# Activity
Copy out all lines of the material below in which "icon" occurs.

# Input records
__________
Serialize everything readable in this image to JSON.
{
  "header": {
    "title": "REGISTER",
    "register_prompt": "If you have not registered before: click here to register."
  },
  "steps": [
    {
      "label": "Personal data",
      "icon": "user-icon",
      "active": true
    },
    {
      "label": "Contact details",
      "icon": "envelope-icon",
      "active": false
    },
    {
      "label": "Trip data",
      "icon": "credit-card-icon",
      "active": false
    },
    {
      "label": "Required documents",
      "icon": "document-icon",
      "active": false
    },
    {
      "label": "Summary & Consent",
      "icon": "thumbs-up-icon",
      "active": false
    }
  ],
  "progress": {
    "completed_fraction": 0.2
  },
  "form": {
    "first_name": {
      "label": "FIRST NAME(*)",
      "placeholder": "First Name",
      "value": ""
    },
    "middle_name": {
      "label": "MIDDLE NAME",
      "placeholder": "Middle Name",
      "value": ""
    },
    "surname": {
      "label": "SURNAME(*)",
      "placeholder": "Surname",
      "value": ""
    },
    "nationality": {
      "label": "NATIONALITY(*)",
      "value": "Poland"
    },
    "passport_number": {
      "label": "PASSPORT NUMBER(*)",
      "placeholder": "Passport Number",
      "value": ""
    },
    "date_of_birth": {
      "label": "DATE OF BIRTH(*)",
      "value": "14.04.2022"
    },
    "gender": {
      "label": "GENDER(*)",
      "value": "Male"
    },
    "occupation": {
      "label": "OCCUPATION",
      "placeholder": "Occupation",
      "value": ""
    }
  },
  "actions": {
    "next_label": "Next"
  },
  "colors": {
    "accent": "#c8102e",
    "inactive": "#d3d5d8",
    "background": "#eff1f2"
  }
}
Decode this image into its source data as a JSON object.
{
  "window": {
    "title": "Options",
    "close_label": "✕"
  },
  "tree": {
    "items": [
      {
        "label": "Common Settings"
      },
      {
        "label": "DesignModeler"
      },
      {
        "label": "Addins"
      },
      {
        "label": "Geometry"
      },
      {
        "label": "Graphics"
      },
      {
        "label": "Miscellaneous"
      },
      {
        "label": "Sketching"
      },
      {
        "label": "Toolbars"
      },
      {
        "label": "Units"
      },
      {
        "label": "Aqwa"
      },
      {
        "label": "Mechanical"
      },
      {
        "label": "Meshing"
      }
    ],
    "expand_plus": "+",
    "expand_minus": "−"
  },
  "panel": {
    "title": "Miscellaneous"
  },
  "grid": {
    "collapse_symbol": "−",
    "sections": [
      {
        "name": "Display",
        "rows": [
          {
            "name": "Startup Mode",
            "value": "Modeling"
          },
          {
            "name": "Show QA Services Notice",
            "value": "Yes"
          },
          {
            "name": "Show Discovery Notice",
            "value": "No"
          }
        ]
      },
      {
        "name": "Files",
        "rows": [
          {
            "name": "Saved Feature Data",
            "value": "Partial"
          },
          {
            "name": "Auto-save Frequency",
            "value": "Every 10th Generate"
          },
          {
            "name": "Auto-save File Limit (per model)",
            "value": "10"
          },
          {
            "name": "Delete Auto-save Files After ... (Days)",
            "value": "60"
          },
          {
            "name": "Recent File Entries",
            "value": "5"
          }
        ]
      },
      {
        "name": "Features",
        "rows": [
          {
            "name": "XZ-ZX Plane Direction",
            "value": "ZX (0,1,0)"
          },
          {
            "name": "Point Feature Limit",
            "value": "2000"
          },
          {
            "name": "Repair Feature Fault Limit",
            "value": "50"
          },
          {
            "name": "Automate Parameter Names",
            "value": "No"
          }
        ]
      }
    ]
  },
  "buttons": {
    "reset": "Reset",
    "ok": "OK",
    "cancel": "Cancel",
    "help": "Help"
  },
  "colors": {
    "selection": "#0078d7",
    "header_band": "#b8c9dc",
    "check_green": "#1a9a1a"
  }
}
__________
# Reply
      "icon": "user-icon",
      "icon": "envelope-icon",
      "icon": "credit-card-icon",
      "icon": "document-icon",
      "icon": "thumbs-up-icon",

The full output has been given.